In recent years, new postpartum medical facilities known as yuezi centers have emerged in cities across China. Many of these centers are not cheap — a friend of mine booked a monthlong stay at a luxury yuezi center for more than 100,000 yuan ($14,200) — but they offer an attractive option to urban women trying to stay in touch with traditional culture on their own terms, while still enjoying the fruits of modern life. Or in the words of my friend, because “(they let you) sit the month scientifically, without having to worry about your family’s old ideas.” 

  • A Chinese police car in Australia
    WA police investigating Chinese cop livery vehicle driving on Perth streets / WAMN Perth News
    “WA Police…are investigating the recent spotting of a Chinese Police livery vehicle roaming the street of Perth. The picture shows the bonnet of the vehicle wrote ‘Police’ [警察 jǐngchá] in Chinese characters, a China Police badge on the side with ‘Public Safety’ [公安 gōng’ān ] in Chinese characters.”


Click Here

China’s ‘social re-engineering’ of Uyghurs, explained by Darren Byler

Mass internment in concentration camps, forced labor, parent-child separation: These are just a few of the realities of life for Uyghur Muslims in China’s Xinjiang region. Scholar Darren Byler explains.

‘What a shame to Hong Kong’: Chinese users flood Instagram

Tech-savvy internet users from mainland China have been hopping over the Great Firewall to post thousands of memes disparaging the Hong Kong protestors, under the hashtag #whatashametohongkong.


Click Here

Sinica Podcast: The world according to Jeremy Goldkorn

This special episode of Sinica starring our very own Jeremy Goldkorn was recorded in New York on July 17. With decades of experience in China-related business, entrepreneurship, and media, Jeremy shares his views on the latest developments in Chinese business, technology, and politics, and tells personal stories from his 20 years living in China.
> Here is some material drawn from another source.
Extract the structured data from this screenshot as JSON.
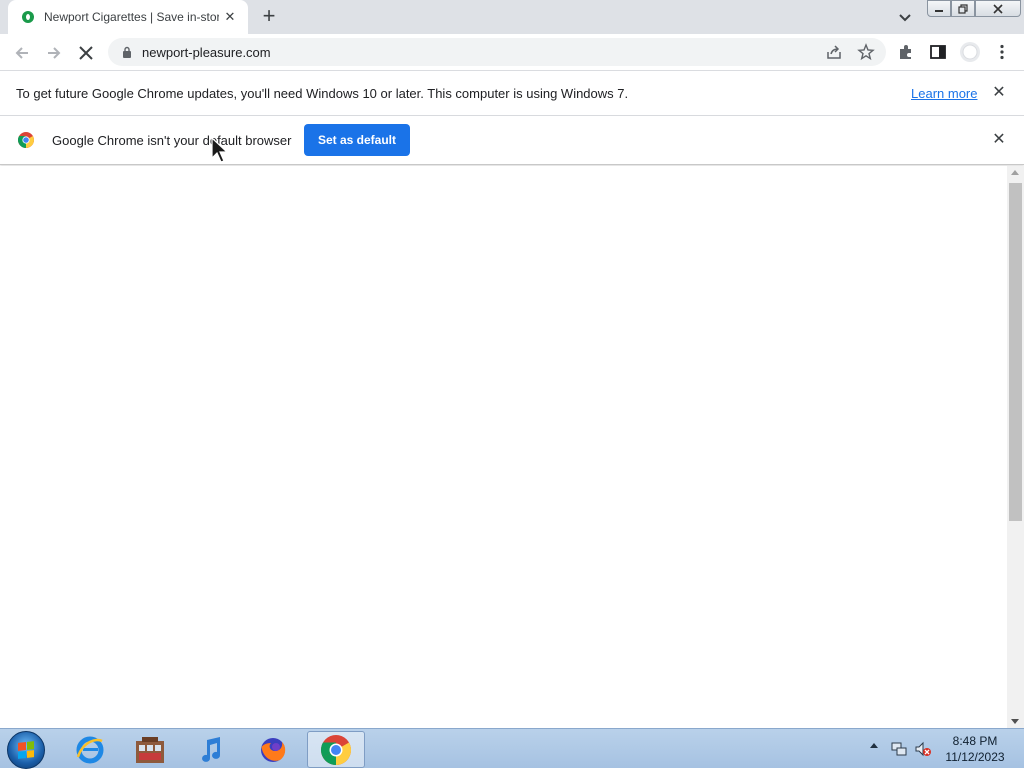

ChinaEconTalk: Reform and Opening with Soviet characteristics: Russian perspectives on China’s rise 

Jordan interviews Chris Miller, associate professor of international history at Tufts University and a specialist on Russian politics, economics, and foreign policy.


Click Here

BE京jing No. 19: Work break

This photo from Nanyuan District in April 2018 is part of BE京jing, a 30-part photo essay project by Gregorio Soravito